John is a physical geographer with research and teaching interests in climatology and in the atmospheric sciences. His particular focus is at the smaller end of the spectrum of climatic phenomena (microclimatology, local climatology, boundary-layer climatology, bioclimatology, topoclimatology) and, in particular, the ways in which the characteristics of the landscape control the exchanges of mass, energy and momentum between the surface and the atmosphere and contribute to the climate both of the near-surface atmosphere and the substrate beneath that surface. At this local scale the inherent spatial variability of the surface’s physical and biological properties impart a strongly geographical character to the characteristics of the exchange processes and to the climates that result.
Methodologically, much of his research has employed numerical simulation techniques, using computer platforms ranging from PCs to the high performance computing resources at the Ohio Supercomputer Center.
John’s current work, described in more detail below, is concerned with the climatology of the urban environment.
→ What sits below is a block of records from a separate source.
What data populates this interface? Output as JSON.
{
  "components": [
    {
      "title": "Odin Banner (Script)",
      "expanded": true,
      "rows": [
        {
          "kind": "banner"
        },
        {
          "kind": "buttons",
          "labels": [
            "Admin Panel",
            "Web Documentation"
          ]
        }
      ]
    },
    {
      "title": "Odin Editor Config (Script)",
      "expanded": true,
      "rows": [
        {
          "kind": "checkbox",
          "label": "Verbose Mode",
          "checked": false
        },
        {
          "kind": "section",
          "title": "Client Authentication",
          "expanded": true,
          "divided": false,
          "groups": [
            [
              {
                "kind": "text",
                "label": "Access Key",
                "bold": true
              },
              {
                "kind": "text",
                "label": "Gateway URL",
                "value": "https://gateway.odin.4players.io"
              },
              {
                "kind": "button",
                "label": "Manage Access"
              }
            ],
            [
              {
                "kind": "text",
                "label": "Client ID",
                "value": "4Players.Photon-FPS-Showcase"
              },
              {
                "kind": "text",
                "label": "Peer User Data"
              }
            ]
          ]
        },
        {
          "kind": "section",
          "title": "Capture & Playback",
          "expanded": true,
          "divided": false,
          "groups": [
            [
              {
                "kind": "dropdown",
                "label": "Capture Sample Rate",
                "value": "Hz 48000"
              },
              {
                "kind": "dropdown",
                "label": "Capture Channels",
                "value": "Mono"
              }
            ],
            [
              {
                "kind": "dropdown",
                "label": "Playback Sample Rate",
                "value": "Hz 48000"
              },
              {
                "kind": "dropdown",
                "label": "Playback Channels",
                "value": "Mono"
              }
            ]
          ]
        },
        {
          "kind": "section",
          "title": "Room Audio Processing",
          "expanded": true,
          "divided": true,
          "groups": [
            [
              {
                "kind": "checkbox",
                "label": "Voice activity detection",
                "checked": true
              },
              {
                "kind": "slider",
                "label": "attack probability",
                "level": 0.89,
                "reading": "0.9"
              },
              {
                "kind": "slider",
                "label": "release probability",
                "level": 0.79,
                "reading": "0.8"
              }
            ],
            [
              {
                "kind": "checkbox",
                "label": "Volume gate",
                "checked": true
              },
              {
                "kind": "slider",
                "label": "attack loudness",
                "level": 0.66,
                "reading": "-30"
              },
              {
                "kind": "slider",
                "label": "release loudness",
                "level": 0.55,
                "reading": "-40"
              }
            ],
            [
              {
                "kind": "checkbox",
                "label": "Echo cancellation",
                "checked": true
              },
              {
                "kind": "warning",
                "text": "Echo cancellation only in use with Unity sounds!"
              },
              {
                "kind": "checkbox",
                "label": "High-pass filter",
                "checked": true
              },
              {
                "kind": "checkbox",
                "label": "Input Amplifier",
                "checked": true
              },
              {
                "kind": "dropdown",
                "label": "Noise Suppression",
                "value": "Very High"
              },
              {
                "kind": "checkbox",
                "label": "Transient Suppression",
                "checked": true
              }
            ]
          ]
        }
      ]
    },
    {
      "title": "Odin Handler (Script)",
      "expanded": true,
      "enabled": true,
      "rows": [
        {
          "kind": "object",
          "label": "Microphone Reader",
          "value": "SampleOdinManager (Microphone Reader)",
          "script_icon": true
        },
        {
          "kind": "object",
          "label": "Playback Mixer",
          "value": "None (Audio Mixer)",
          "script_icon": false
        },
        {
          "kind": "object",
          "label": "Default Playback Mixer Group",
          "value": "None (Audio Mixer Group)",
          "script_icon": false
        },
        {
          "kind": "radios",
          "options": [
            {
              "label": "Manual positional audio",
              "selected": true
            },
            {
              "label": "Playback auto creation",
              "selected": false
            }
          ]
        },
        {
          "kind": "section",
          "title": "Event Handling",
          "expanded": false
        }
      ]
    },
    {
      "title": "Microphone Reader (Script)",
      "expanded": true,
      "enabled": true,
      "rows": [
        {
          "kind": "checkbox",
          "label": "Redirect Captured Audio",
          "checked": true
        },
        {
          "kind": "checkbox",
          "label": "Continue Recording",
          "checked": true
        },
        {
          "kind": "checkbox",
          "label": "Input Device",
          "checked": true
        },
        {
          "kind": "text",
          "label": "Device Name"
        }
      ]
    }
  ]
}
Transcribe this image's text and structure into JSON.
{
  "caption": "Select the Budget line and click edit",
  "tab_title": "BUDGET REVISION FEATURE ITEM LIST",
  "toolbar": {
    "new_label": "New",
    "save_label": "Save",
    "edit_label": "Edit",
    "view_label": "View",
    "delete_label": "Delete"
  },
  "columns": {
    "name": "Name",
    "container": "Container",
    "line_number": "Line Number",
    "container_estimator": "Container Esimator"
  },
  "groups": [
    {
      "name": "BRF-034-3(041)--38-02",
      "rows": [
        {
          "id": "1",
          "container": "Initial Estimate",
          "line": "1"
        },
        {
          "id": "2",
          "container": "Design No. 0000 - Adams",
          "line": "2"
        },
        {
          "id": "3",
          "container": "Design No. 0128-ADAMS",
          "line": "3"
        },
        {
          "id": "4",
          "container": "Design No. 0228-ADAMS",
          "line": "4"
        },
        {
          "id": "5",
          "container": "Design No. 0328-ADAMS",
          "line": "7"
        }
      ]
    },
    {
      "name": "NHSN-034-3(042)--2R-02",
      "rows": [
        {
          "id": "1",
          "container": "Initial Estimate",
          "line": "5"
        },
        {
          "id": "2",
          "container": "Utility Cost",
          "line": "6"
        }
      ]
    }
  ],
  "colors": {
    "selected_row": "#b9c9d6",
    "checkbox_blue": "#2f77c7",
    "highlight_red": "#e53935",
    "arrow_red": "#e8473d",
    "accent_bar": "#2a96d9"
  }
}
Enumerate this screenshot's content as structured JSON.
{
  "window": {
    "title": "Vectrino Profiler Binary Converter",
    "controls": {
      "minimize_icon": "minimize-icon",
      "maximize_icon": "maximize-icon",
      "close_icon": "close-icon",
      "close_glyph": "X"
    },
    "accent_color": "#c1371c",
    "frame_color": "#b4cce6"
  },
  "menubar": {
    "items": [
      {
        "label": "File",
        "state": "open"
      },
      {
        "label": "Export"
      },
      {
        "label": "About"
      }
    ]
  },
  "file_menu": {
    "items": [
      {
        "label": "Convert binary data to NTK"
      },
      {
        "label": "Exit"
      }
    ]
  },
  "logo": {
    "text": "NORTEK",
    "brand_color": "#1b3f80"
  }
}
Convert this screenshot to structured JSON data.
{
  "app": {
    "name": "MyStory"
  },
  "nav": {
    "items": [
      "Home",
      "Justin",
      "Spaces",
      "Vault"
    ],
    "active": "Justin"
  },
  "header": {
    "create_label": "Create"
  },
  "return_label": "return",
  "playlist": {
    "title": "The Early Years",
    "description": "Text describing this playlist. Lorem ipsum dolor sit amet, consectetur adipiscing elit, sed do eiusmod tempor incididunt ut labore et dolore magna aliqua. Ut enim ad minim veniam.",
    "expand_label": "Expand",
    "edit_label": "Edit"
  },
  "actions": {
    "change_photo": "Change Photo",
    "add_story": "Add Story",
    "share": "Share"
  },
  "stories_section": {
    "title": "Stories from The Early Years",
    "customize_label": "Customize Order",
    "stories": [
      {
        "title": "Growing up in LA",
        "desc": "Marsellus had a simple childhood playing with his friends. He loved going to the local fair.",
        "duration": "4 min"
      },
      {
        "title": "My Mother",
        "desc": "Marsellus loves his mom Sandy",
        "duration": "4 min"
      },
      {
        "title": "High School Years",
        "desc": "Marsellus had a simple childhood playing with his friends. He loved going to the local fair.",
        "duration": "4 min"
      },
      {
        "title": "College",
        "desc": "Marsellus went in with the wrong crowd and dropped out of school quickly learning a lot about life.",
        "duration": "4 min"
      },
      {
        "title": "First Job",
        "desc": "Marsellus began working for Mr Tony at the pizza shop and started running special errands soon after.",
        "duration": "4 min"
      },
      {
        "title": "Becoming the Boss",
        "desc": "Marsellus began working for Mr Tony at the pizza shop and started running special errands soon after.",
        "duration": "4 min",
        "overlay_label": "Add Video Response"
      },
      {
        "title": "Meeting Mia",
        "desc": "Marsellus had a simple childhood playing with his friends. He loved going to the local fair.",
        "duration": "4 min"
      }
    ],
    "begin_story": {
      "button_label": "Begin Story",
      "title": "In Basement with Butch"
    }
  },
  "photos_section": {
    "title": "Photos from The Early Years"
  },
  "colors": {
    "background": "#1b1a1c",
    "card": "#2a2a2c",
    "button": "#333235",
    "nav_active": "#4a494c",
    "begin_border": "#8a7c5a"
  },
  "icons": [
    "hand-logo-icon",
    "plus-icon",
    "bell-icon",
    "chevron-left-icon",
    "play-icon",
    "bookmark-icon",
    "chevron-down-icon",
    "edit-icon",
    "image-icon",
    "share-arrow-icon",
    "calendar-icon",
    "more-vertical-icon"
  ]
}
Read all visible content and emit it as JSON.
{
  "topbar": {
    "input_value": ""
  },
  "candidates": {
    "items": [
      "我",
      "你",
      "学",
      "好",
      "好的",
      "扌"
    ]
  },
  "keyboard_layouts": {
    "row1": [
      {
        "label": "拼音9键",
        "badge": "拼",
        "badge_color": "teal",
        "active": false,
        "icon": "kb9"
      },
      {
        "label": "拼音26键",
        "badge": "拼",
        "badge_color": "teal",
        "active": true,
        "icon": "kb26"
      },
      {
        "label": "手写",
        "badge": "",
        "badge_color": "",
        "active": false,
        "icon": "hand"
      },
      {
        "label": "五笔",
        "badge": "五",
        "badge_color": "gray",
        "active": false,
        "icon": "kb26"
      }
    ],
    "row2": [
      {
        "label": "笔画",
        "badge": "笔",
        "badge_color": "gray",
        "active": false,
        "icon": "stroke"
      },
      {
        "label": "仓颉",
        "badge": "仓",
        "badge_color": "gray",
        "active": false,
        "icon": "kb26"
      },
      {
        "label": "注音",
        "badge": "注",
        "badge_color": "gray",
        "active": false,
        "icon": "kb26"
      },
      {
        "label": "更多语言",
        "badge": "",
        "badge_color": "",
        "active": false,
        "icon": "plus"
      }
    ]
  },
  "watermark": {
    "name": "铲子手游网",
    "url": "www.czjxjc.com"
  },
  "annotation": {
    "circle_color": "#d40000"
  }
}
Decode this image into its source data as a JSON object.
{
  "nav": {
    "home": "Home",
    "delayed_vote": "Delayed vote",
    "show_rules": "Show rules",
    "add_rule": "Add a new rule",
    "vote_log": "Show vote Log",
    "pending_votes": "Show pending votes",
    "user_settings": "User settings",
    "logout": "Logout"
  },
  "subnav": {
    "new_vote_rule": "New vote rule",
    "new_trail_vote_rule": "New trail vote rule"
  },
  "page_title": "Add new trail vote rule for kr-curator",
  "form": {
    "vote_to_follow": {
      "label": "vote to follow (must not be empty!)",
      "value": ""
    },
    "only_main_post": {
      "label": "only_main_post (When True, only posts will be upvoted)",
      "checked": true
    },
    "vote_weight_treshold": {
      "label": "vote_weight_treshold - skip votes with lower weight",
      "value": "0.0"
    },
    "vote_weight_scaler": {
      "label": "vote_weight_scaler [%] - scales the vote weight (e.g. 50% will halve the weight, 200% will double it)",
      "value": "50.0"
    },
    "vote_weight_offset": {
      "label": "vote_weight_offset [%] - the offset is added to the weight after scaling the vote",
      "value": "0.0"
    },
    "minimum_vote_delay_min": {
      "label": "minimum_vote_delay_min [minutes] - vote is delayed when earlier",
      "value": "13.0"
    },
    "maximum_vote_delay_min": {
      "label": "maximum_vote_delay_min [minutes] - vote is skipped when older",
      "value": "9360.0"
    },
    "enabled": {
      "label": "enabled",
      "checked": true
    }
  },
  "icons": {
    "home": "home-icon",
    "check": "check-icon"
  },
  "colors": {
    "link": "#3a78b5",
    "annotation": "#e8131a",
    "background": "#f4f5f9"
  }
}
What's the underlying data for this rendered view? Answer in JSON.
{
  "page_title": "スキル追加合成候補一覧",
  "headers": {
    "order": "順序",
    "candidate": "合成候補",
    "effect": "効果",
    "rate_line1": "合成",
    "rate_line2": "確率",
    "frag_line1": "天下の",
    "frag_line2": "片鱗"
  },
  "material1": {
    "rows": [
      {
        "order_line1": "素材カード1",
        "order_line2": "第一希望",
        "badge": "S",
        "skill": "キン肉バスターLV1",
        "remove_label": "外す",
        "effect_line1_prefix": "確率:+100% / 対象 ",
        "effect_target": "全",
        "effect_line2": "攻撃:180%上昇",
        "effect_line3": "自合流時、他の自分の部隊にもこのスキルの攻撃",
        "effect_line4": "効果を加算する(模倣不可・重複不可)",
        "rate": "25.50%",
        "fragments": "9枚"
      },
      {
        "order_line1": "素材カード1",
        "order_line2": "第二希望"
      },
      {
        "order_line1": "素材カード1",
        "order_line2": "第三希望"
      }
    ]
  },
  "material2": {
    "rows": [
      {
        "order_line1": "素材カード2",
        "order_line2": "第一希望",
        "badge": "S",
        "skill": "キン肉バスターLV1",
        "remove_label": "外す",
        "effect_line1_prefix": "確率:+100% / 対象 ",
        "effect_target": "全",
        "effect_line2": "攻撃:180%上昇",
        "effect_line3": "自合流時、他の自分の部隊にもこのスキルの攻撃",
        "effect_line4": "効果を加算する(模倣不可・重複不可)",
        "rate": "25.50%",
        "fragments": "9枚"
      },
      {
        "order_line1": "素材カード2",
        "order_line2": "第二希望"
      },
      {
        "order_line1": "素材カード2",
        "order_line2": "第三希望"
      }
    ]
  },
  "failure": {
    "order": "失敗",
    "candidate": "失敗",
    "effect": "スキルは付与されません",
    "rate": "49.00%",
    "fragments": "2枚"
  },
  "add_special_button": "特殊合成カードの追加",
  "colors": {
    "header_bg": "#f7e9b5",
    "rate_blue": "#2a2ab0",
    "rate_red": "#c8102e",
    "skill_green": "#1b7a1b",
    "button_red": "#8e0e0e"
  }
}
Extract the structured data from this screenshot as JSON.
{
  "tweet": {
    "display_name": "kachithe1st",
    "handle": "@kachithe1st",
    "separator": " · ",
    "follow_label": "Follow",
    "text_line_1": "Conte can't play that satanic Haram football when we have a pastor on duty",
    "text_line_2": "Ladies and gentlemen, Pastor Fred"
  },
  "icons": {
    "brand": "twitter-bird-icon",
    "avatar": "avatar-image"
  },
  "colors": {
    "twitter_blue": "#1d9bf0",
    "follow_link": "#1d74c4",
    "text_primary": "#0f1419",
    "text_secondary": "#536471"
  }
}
This area of study presents a number of unique problems dictated by the peculiar physical environment of the city and is an appropriate area of research for a climatologist committed to the geographical tradition of human-environment interaction.
Current urban climate simulation work, employing a simple model in which windfields are parameterized and feedbacks between the urban structure and the near surface climate are represented in minimal detail, is being used to study the response of the energy budget of the total urban landscape (consisting of canyons, roofs, open and moist vegetated areas) to geometrical, materials and other surface characteristics, as well as varying synoptic situations.
Other urban climatic interests include nighttime cooling and the urban heat island, simulating heat storage within the urban fabric, radiation exchange among building facets, human energy budgets and comfort within city environments and the meso-scale simulation of the effects of urban surface characteristics at the spatially-aggregated scale on the atmospheric boundary-layer above. John is also interested in the effects of topography and surface characteristics on energy, mass and momentum exchanges and climates in non-urban settings, energy exchange between organisms (plants and animals, including humans) under different atmospheric environments, radiation climatology, all aspects of local-scale climate simulation modelling and surface parameterizations in General Circulation Models.
Prior to retirement, John taught in the areas of physical geography, climatology and human-environment interactions. Specifically, the courses he has taught included the following.
While these courses are no longer offered in the same formats in the department, additional information on them, as originally taught, can be found at the following links:
John also has interests in the philosophy and methodology of science, especially as it applies to physical geography and manifests itself in issues of “geographic thought”. The seminar course listed last in the table above was taught with human geographer colleague Kevin Cox and is a core curriculum requirement for doctoral program students in Geography.
John was a past member of the International Geographical Union Commission on Climatology and a past board member and Chair of the Association of American Geographers Climate Specialty Group. He served on the Committee on Biometeorology and Aerobiology and the Board on the Urban Environment of the American Meteorological Society and was a founder member and Secretary of the International Association for Urban Climate. John also founded CLIMLIST, an email distribution list for climate scientists, and was its moderator and administrator for 15 years. He also administered the Urban Climate List. For many years, John wrote annual Progress Reports for Progress in Physical Geography on ‘Micro- and Mesoclimatology’.
In 2002, John received the Lifetime Achievement Award of the the AAG Climate Specialty Group and, in 2010, was the recipient of the Luke Howard Award from the IAUC.
Want to Know More?
Check out John’s on-line abbreviated Curriculum Vitae by selecting the following links:
- Academic Appointments
- Research Publications
- Book Reviews, Educational & Popular Publications
- Academic ConferencePresentations
- Other Academic Presentations
- Students Advised
- Research-Related Grants Received
- Selected Service Activities